_Exercise goal_
Copy out every line of the data exactly.

(Recorded information begins)

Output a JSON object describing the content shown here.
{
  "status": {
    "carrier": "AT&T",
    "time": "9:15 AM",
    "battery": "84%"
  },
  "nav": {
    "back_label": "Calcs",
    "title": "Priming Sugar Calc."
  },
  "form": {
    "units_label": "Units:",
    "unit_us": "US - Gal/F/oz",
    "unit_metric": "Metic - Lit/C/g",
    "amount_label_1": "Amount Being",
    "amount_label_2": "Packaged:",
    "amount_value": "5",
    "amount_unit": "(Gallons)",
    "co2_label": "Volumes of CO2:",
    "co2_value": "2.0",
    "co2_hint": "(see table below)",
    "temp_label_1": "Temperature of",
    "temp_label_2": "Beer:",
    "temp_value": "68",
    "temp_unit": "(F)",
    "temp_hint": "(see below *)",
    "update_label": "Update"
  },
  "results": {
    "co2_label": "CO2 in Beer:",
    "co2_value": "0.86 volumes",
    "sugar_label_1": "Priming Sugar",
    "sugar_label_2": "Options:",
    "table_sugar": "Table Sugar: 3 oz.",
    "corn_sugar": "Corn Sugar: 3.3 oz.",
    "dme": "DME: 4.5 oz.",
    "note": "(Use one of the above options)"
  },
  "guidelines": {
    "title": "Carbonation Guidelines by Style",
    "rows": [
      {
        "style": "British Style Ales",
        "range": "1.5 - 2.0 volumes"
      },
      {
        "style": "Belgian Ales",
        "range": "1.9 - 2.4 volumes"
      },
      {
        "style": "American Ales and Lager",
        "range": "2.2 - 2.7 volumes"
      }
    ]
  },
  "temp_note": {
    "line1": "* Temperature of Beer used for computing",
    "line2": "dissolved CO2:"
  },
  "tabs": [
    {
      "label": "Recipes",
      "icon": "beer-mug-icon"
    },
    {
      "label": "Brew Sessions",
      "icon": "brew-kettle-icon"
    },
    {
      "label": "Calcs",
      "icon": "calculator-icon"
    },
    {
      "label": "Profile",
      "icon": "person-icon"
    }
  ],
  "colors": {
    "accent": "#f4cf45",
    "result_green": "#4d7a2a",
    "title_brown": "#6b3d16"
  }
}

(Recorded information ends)

_Response_
Output a JSON object describing the content shown here.
{
  "status": {
    "carrier": "AT&T",
    "time": "9:15 AM",
    "battery": "84%"
  },
  "nav": {
    "back_label": "Calcs",
    "title": "Priming Sugar Calc."
  },
  "form": {
    "units_label": "Units:",
    "unit_us": "US - Gal/F/oz",
    "unit_metric": "Metic - Lit/C/g",
    "amount_label_1": "Amount Being",
    "amount_label_2": "Packaged:",
    "amount_value": "5",
    "amount_unit": "(Gallons)",
    "co2_label": "Volumes of CO2:",
    "co2_value": "2.0",
    "co2_hint": "(see table below)",
    "temp_label_1": "Temperature of",
    "temp_label_2": "Beer:",
    "temp_value": "68",
    "temp_unit": "(F)",
    "temp_hint": "(see below *)",
    "update_label": "Update"
  },
  "results": {
    "co2_label": "CO2 in Beer:",
    "co2_value": "0.86 volumes",
    "sugar_label_1": "Priming Sugar",
    "sugar_label_2": "Options:",
    "table_sugar": "Table Sugar: 3 oz.",
    "corn_sugar": "Corn Sugar: 3.3 oz.",
    "dme": "DME: 4.5 oz.",
    "note": "(Use one of the above options)"
  },
  "guidelines": {
    "title": "Carbonation Guidelines by Style",
    "rows": [
      {
        "style": "British Style Ales",
        "range": "1.5 - 2.0 volumes"
      },
      {
        "style": "Belgian Ales",
        "range": "1.9 - 2.4 volumes"
      },
      {
        "style": "American Ales and Lager",
        "range": "2.2 - 2.7 volumes"
      }
    ]
  },
  "temp_note": {
    "line1": "* Temperature of Beer used for computing",
    "line2": "dissolved CO2:"
  },
  "tabs": [
    {
      "label": "Recipes",
      "icon": "beer-mug-icon"
    },
    {
      "label": "Brew Sessions",
      "icon": "brew-kettle-icon"
    },
    {
      "label": "Calcs",
      "icon": "calculator-icon"
    },
    {
      "label": "Profile",
      "icon": "person-icon"
    }
  ],
  "colors": {
    "accent": "#f4cf45",
    "result_green": "#4d7a2a",
    "title_brown": "#6b3d16"
  }
}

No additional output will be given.